[What is needed] The data below should be repeated exactly and in full.
━━━━━━━━━━
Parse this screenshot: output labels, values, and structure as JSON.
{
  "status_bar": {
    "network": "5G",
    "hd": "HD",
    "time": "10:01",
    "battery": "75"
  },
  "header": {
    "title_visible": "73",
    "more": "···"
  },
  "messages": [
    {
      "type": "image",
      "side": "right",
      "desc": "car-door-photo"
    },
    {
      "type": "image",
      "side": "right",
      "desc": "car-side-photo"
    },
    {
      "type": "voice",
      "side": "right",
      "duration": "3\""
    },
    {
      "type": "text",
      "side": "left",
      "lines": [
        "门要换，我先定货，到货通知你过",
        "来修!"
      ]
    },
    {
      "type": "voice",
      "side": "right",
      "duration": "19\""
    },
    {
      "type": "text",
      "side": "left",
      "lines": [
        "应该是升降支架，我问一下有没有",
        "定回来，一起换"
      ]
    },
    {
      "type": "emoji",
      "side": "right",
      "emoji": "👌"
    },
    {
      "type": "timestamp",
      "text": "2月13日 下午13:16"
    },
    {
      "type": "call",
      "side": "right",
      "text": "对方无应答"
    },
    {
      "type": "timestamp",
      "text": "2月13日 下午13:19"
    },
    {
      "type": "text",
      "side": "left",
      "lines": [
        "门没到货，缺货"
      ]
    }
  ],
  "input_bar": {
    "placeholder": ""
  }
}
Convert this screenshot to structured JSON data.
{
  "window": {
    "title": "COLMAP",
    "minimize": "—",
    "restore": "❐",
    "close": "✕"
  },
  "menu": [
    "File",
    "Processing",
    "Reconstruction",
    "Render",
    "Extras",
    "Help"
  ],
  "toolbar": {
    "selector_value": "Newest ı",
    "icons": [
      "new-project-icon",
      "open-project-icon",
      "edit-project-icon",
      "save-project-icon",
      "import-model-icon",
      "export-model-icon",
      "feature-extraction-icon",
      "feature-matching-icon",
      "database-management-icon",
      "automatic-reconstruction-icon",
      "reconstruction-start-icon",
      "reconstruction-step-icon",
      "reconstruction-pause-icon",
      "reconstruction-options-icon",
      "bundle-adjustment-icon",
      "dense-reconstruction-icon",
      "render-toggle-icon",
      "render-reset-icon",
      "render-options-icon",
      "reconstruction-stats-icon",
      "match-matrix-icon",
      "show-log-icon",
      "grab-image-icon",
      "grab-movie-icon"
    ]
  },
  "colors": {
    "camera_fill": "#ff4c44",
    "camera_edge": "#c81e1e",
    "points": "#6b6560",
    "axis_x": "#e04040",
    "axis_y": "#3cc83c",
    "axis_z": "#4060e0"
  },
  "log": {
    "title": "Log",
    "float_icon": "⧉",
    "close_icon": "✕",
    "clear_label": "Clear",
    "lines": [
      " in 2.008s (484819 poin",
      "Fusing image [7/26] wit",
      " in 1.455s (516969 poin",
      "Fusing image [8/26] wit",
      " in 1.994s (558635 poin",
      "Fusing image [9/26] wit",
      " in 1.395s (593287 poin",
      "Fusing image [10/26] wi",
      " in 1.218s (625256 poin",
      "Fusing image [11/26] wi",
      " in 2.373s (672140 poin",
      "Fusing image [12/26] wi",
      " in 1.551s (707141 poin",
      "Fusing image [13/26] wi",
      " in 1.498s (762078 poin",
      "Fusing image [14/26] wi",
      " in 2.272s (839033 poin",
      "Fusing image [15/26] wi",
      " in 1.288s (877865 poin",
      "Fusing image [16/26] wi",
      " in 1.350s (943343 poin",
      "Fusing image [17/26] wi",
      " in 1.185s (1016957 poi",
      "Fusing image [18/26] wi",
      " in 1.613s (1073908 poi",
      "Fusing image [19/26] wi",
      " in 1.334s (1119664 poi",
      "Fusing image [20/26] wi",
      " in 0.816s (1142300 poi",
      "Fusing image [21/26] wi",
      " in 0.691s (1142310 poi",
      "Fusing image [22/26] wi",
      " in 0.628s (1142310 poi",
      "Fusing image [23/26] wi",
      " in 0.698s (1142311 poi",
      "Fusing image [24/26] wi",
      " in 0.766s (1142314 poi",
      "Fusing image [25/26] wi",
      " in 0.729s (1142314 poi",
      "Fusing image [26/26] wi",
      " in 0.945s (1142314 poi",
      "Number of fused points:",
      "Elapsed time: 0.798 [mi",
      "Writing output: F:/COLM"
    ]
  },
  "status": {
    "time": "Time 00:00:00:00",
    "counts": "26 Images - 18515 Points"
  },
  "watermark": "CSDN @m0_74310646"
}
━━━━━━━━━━
[Solution for this problem]
Parse this screenshot: output labels, values, and structure as JSON.
{
  "status_bar": {
    "network": "5G",
    "hd": "HD",
    "time": "10:01",
    "battery": "75"
  },
  "header": {
    "title_visible": "73",
    "more": "···"
  },
  "messages": [
    {
      "type": "image",
      "side": "right",
      "desc": "car-door-photo"
    },
    {
      "type": "image",
      "side": "right",
      "desc": "car-side-photo"
    },
    {
      "type": "voice",
      "side": "right",
      "duration": "3\""
    },
    {
      "type": "text",
      "side": "left",
      "lines": [
        "门要换，我先定货，到货通知你过",
        "来修!"
      ]
    },
    {
      "type": "voice",
      "side": "right",
      "duration": "19\""
    },
    {
      "type": "text",
      "side": "left",
      "lines": [
        "应该是升降支架，我问一下有没有",
        "定回来，一起换"
      ]
    },
    {
      "type": "emoji",
      "side": "right",
      "emoji": "👌"
    },
    {
      "type": "timestamp",
      "text": "2月13日 下午13:16"
    },
    {
      "type": "call",
      "side": "right",
      "text": "对方无应答"
    },
    {
      "type": "timestamp",
      "text": "2月13日 下午13:19"
    },
    {
      "type": "text",
      "side": "left",
      "lines": [
        "门没到货，缺货"
      ]
    }
  ],
  "input_bar": {
    "placeholder": ""
  }
}
Convert this screenshot to structured JSON data.
{
  "window": {
    "title": "COLMAP",
    "minimize": "—",
    "restore": "❐",
    "close": "✕"
  },
  "menu": [
    "File",
    "Processing",
    "Reconstruction",
    "Render",
    "Extras",
    "Help"
  ],
  "toolbar": {
    "selector_value": "Newest ı",
    "icons": [
      "new-project-icon",
      "open-project-icon",
      "edit-project-icon",
      "save-project-icon",
      "import-model-icon",
      "export-model-icon",
      "feature-extraction-icon",
      "feature-matching-icon",
      "database-management-icon",
      "automatic-reconstruction-icon",
      "reconstruction-start-icon",
      "reconstruction-step-icon",
      "reconstruction-pause-icon",
      "reconstruction-options-icon",
      "bundle-adjustment-icon",
      "dense-reconstruction-icon",
      "render-toggle-icon",
      "render-reset-icon",
      "render-options-icon",
      "reconstruction-stats-icon",
      "match-matrix-icon",
      "show-log-icon",
      "grab-image-icon",
      "grab-movie-icon"
    ]
  },
  "colors": {
    "camera_fill": "#ff4c44",
    "camera_edge": "#c81e1e",
    "points": "#6b6560",
    "axis_x": "#e04040",
    "axis_y": "#3cc83c",
    "axis_z": "#4060e0"
  },
  "log": {
    "title": "Log",
    "float_icon": "⧉",
    "close_icon": "✕",
    "clear_label": "Clear",
    "lines": [
      " in 2.008s (484819 poin",
      "Fusing image [7/26] wit",
      " in 1.455s (516969 poin",
      "Fusing image [8/26] wit",
      " in 1.994s (558635 poin",
      "Fusing image [9/26] wit",
      " in 1.395s (593287 poin",
      "Fusing image [10/26] wi",
      " in 1.218s (625256 poin",
      "Fusing image [11/26] wi",
      " in 2.373s (672140 poin",
      "Fusing image [12/26] wi",
      " in 1.551s (707141 poin",
      "Fusing image [13/26] wi",
      " in 1.498s (762078 poin",
      "Fusing image [14/26] wi",
      " in 2.272s (839033 poin",
      "Fusing image [15/26] wi",
      " in 1.288s (877865 poin",
      "Fusing image [16/26] wi",
      " in 1.350s (943343 poin",
      "Fusing image [17/26] wi",
      " in 1.185s (1016957 poi",
      "Fusing image [18/26] wi",
      " in 1.613s (1073908 poi",
      "Fusing image [19/26] wi",
      " in 1.334s (1119664 poi",
      "Fusing image [20/26] wi",
      " in 0.816s (1142300 poi",
      "Fusing image [21/26] wi",
      " in 0.691s (1142310 poi",
      "Fusing image [22/26] wi",
      " in 0.628s (1142310 poi",
      "Fusing image [23/26] wi",
      " in 0.698s (1142311 poi",
      "Fusing image [24/26] wi",
      " in 0.766s (1142314 poi",
      "Fusing image [25/26] wi",
      " in 0.729s (1142314 poi",
      "Fusing image [26/26] wi",
      " in 0.945s (1142314 poi",
      "Number of fused points:",
      "Elapsed time: 0.798 [mi",
      "Writing output: F:/COLM"
    ]
  },
  "status": {
    "time": "Time 00:00:00:00",
    "counts": "26 Images - 18515 Points"
  },
  "watermark": "CSDN @m0_74310646"
}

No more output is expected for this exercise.